WHAT THE TASK ASKS:
Would you please copy out each entry exactly?

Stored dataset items
▼
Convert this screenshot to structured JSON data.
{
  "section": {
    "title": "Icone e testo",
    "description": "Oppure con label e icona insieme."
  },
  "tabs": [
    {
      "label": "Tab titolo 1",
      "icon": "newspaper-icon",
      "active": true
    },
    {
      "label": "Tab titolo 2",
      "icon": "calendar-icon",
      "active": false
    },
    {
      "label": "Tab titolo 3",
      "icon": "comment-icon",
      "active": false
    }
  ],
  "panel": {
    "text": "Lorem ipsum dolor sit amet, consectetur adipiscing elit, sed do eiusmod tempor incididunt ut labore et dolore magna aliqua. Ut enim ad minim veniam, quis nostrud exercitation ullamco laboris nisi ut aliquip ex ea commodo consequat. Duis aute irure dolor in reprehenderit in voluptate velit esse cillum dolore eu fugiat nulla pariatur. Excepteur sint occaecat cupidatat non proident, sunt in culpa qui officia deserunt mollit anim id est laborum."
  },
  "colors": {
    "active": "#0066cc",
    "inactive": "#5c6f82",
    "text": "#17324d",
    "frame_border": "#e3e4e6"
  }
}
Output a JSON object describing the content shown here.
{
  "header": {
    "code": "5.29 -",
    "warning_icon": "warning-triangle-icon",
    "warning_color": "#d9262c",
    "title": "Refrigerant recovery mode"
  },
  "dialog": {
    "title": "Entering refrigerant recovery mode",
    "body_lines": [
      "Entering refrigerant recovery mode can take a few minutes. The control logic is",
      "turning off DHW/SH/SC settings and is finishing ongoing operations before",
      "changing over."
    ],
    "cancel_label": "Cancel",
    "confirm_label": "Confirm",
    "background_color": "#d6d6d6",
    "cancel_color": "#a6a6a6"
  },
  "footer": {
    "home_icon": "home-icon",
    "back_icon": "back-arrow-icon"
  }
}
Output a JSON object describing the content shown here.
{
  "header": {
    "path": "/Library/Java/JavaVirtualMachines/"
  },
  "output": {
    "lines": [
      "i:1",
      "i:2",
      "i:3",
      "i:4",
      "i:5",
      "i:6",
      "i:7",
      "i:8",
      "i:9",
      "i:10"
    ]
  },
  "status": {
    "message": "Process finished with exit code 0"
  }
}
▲
RESPONSE AREA:
Convert this screenshot to structured JSON data.
{
  "section": {
    "title": "Icone e testo",
    "description": "Oppure con label e icona insieme."
  },
  "tabs": [
    {
      "label": "Tab titolo 1",
      "icon": "newspaper-icon",
      "active": true
    },
    {
      "label": "Tab titolo 2",
      "icon": "calendar-icon",
      "active": false
    },
    {
      "label": "Tab titolo 3",
      "icon": "comment-icon",
      "active": false
    }
  ],
  "panel": {
    "text": "Lorem ipsum dolor sit amet, consectetur adipiscing elit, sed do eiusmod tempor incididunt ut labore et dolore magna aliqua. Ut enim ad minim veniam, quis nostrud exercitation ullamco laboris nisi ut aliquip ex ea commodo consequat. Duis aute irure dolor in reprehenderit in voluptate velit esse cillum dolore eu fugiat nulla pariatur. Excepteur sint occaecat cupidatat non proident, sunt in culpa qui officia deserunt mollit anim id est laborum."
  },
  "colors": {
    "active": "#0066cc",
    "inactive": "#5c6f82",
    "text": "#17324d",
    "frame_border": "#e3e4e6"
  }
}
Output a JSON object describing the content shown here.
{
  "header": {
    "code": "5.29 -",
    "warning_icon": "warning-triangle-icon",
    "warning_color": "#d9262c",
    "title": "Refrigerant recovery mode"
  },
  "dialog": {
    "title": "Entering refrigerant recovery mode",
    "body_lines": [
      "Entering refrigerant recovery mode can take a few minutes. The control logic is",
      "turning off DHW/SH/SC settings and is finishing ongoing operations before",
      "changing over."
    ],
    "cancel_label": "Cancel",
    "confirm_label": "Confirm",
    "background_color": "#d6d6d6",
    "cancel_color": "#a6a6a6"
  },
  "footer": {
    "home_icon": "home-icon",
    "back_icon": "back-arrow-icon"
  }
}
Output a JSON object describing the content shown here.
{
  "header": {
    "path": "/Library/Java/JavaVirtualMachines/"
  },
  "output": {
    "lines": [
      "i:1",
      "i:2",
      "i:3",
      "i:4",
      "i:5",
      "i:6",
      "i:7",
      "i:8",
      "i:9",
      "i:10"
    ]
  },
  "status": {
    "message": "Process finished with exit code 0"
  }
}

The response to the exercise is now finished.